Jesse came to MWCR when he was about 18 months old. I was the MWCR treasurer at the time, and at 10 p.m. on a Sunday evening, I got a call that there was a young collie at the Oakdale Emergency vet who was dropped off with GI Bleeding due to Irritable Bowel Disease (IBD) on Friday with instructions if they couldn’t find him a home to euthanize. The vet said he was a wonderful dog, and they were able to stabilize and was wondering if MWCR would be willing to take him in, otherwise they would euthanize at 6:30 a.m. Monday morning when they close.
The Board approved bringing him in. So I went to Oakdale and got this lovely guy. He was HUGE, and definitely not your normal collie. He was big, and thin, and long, long legs. He looked more like a borzoi than a collie. He had a long history. Jesse was also a barker, so his previous owners had him de-barked, then he had issues with IBD and they could no longer afford to keep him. He had bled about three times, was on meds since he was a puppy and the special diet, was sent to the gastroenterologist, was on IVs many times, had received blood, etc. When Jesse came out of the ICU, he looked at me with those big brown eyes and my heart melted. I fostered him, and failed, and adopted him shortly after bringing him in. When he came to us he was on a special diet of venison/duck, and 38 pills a day (combination of GI drugs, antibiotics, and steroids). Within six months, he was stable. No more bleeding. He was weaned off all medications and just being maintained by the strict diet. He thrived.

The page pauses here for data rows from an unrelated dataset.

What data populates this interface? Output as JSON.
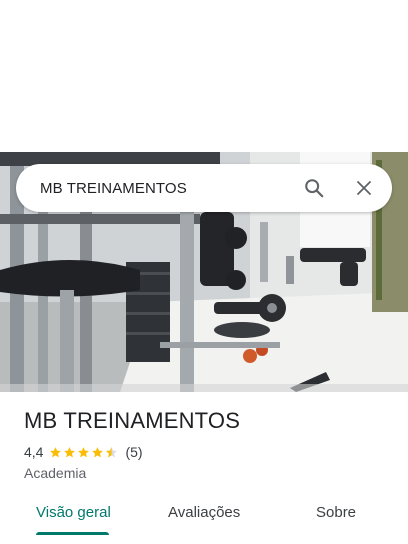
{
  "search": {
    "query": "MB TREINAMENTOS"
  },
  "place": {
    "name": "MB TREINAMENTOS",
    "rating": "4,4",
    "stars": 4.4,
    "review_count": "(5)",
    "category": "Academia"
  },
  "tabs": [
    {
      "label": "Visão geral",
      "active": true
    },
    {
      "label": "Avaliações",
      "active": false
    },
    {
      "label": "Sobre",
      "active": false
    }
  ],
  "icons": {
    "search": "search-icon",
    "close": "close-icon",
    "star": "star-icon"
  },
  "colors": {
    "accent": "#00796b",
    "star": "#fbbc04",
    "star_empty": "#dadce0",
    "text": "#202124",
    "muted": "#5f6368"
  }
}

He was my Velcro dog. He’s the only dog I could completely trust off lead – he never left my side. He was great with the kids and other dogs. He was smart, and goofy, and funny, and a joy. Jesse was not your standard collie. He was tall, big, he couldn’t close his mouth because his teeth were deformed, so he swallowed his food whole. He had cluster seizures and was put on medication for that. Everyone loved Jesse.
After we stabilized Jesse’s IBD, he only flared (bled) twice and needed to be put on short term meds. Not bad for the last 11 years. Three years ago, he had a bout of aspiration pneumonia. He went to the ICU for three days and almost didn’t make it. The vet felt that due to his de-barking procedure, he was more prone to aspiration. So he survived that too. Last year, his pneumonia came back for the fourth time, and we put him on long term antibiotics.
Over the last year, Jesse became weaker and weaker. A few months ago, often he couldn’t get up without one of us lifting up his be-hind. But he remained happy. We were in the routine of lifting his back end when he would go in and out. If he fell, we’d pick him up. If he couldn’t get up, he’d whine and we’d come and pick him up. It sounds worse than it was, but it worked. Lately the bad days were more than the good days. So last week, I made the appointment.
I’ve been with every dog I’ve ever owned when this time comes. And it’s never easy. But with Jesse there was this bond. I knew it was time, and I knew it was the right thing to do. He never struggled, didn’t pull back his paw, just looked at me with those big brown eyes, closed them, and laid down his head. I’ve never had a dog relax to the point of closing his eyes when they passed, but Jesse did. I know he was ready.
Last night I had a dream. Jesse was in a field of sheep. He was running and jumping, and he had a booming collie bark – the way a collie should bark … not the hoarse “huff, huff” that was typical Jesse.
Thank you MWCR for giving me the opportunity to be his mom and have him in my life. I will miss my Jesse for the rest of my life.